— Requirement —
Set down the data again word for word. Skip any pictures.

::: Provided material :::

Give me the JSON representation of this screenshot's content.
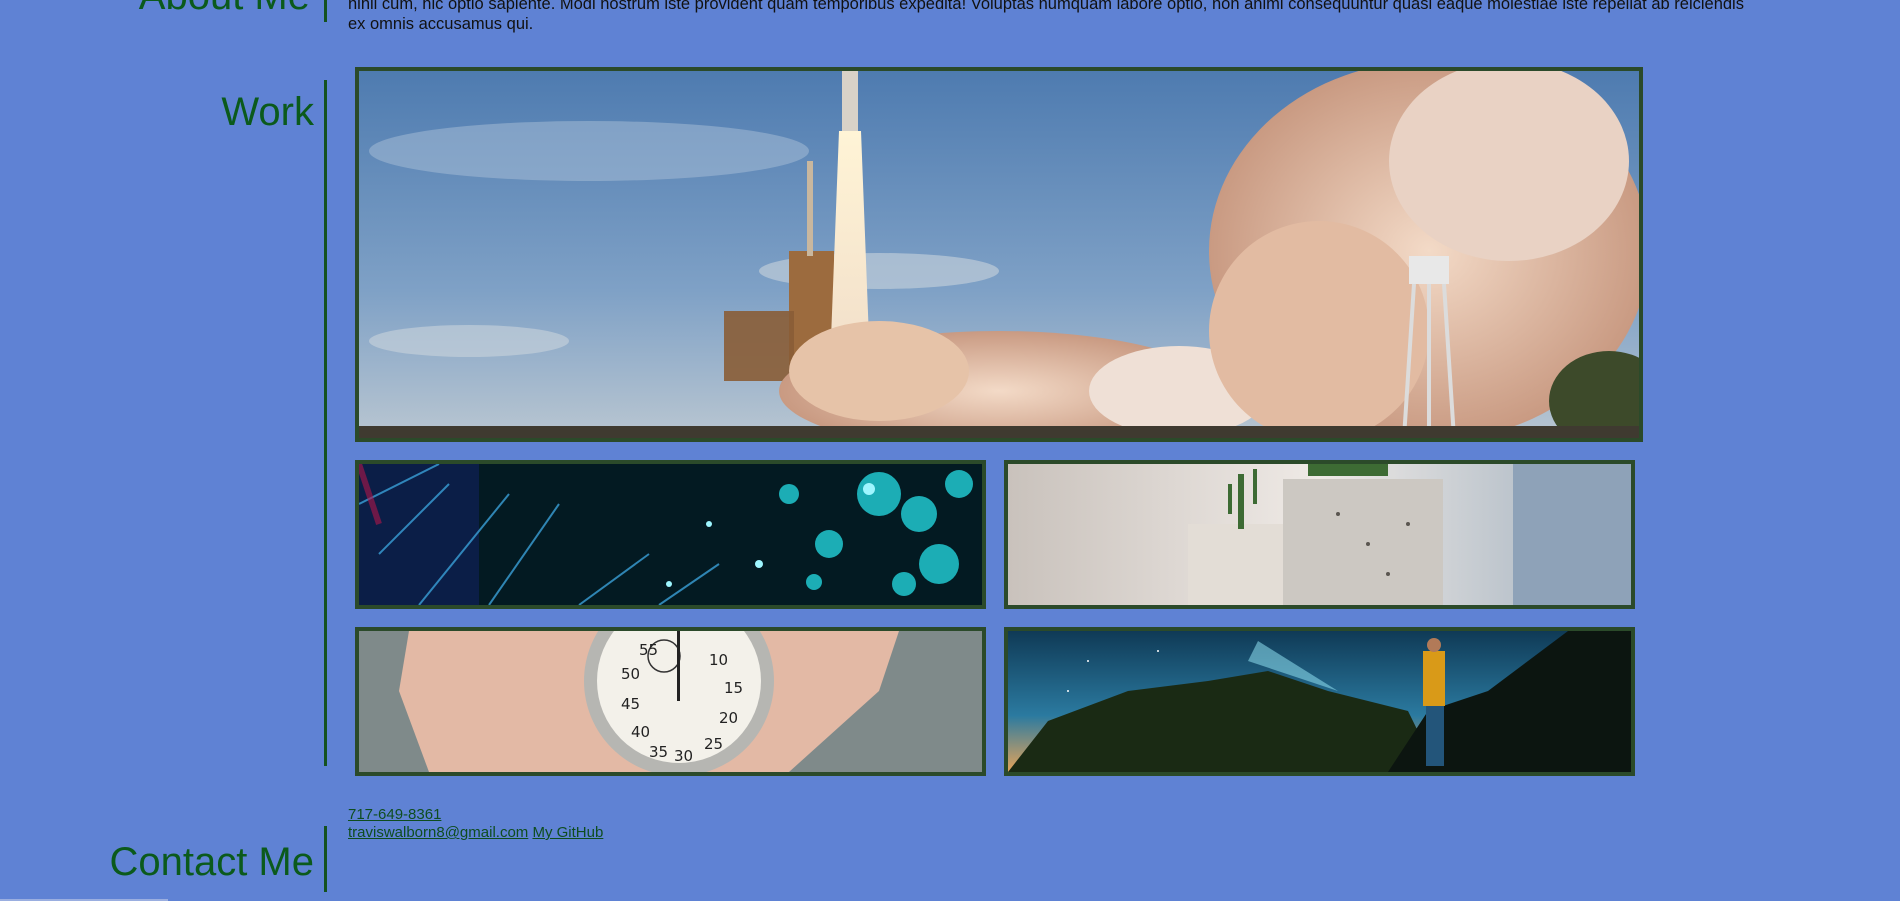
{
  "about": {
    "heading": "About Me",
    "text": "nihil cum, hic optio sapiente. Modi nostrum iste provident quam temporibus expedita! Voluptas numquam labore optio, non animi consequuntur quasi eaque molestiae iste repellat ab reiciendis ex omnis accusamus qui."
  },
  "work": {
    "heading": "Work"
  },
  "contact": {
    "heading": "Contact Me",
    "phone": "717-649-8361",
    "email": "traviswalborn8@gmail.com",
    "github": "My GitHub"
  },
  "colors": {
    "background": "#5f82d4",
    "heading": "#0b5a1c",
    "divider": "#14521f",
    "image_border": "#2b4a2a",
    "link": "#0e4d1f"
  }
}
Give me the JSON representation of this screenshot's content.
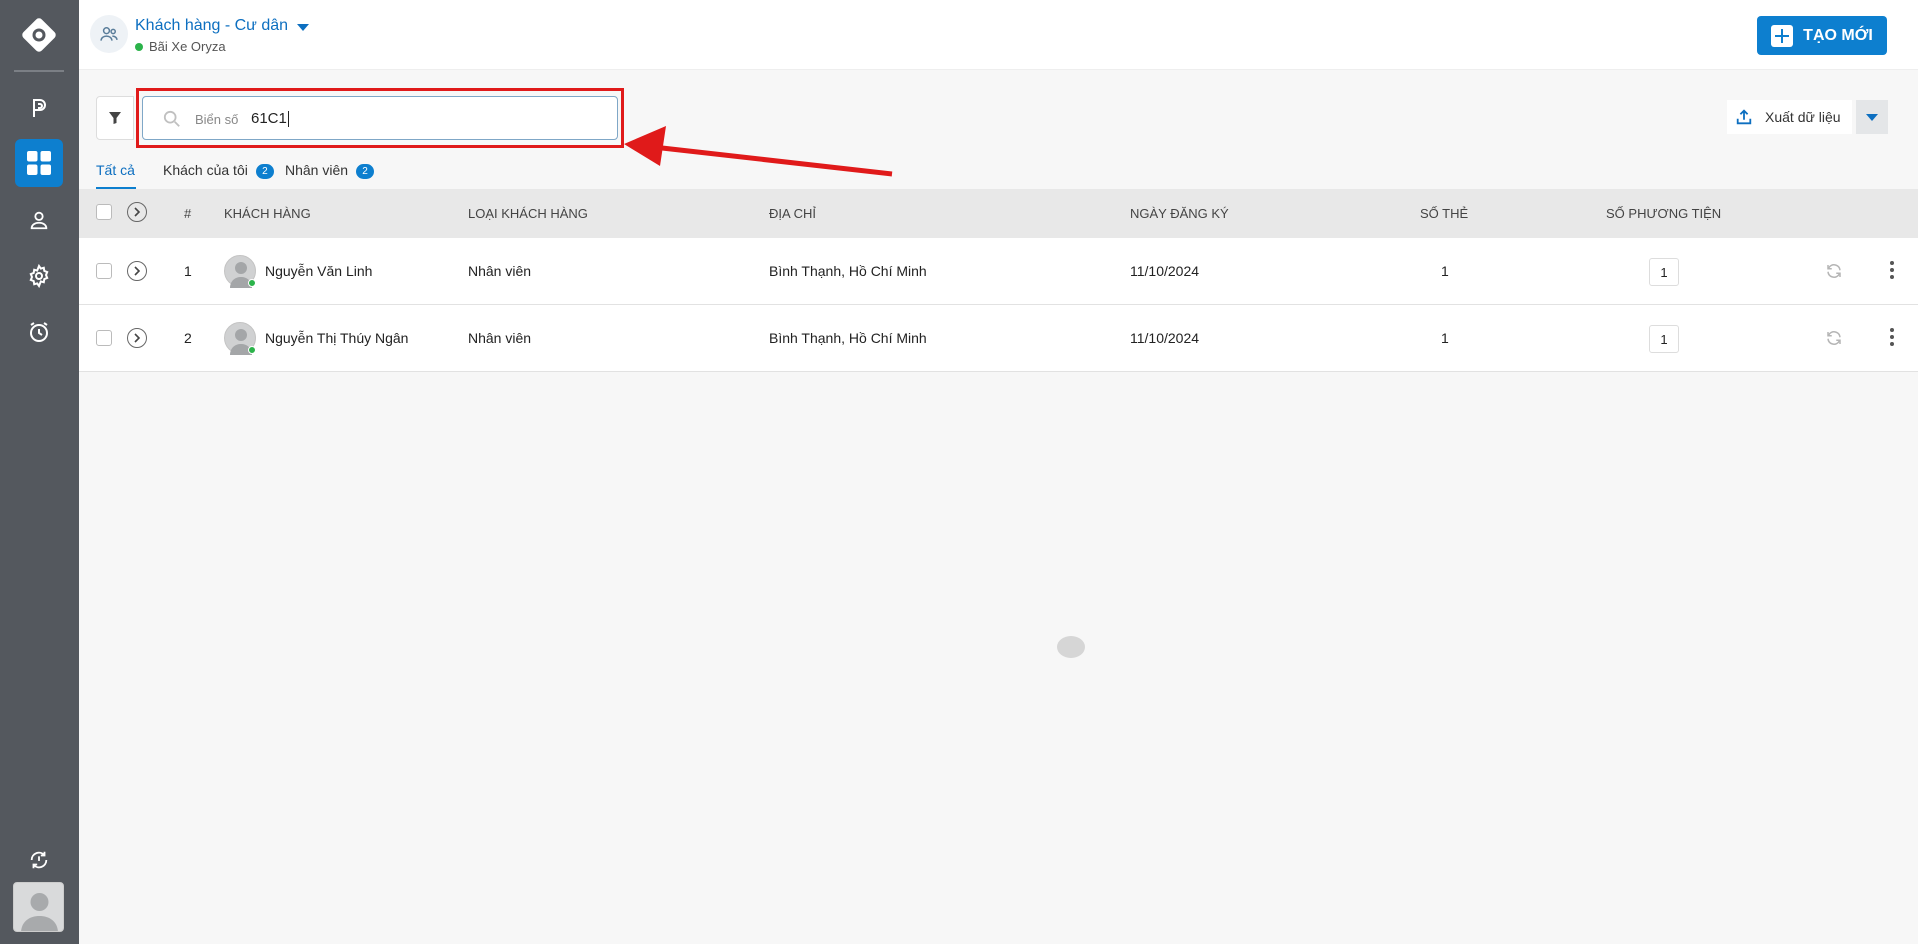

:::

— Reply to the exercise —
Give me the JSON representation of this screenshot's content.
{
  "about": {
    "heading": "About Me",
    "text": "nihil cum, hic optio sapiente. Modi nostrum iste provident quam temporibus expedita! Voluptas numquam labore optio, non animi consequuntur quasi eaque molestiae iste repellat ab reiciendis ex omnis accusamus qui."
  },
  "work": {
    "heading": "Work"
  },
  "contact": {
    "heading": "Contact Me",
    "phone": "717-649-8361",
    "email": "traviswalborn8@gmail.com",
    "github": "My GitHub"
  },
  "colors": {
    "background": "#5f82d4",
    "heading": "#0b5a1c",
    "divider": "#14521f",
    "image_border": "#2b4a2a",
    "link": "#0e4d1f"
  }
}
Give me the JSON representation of this screenshot's content.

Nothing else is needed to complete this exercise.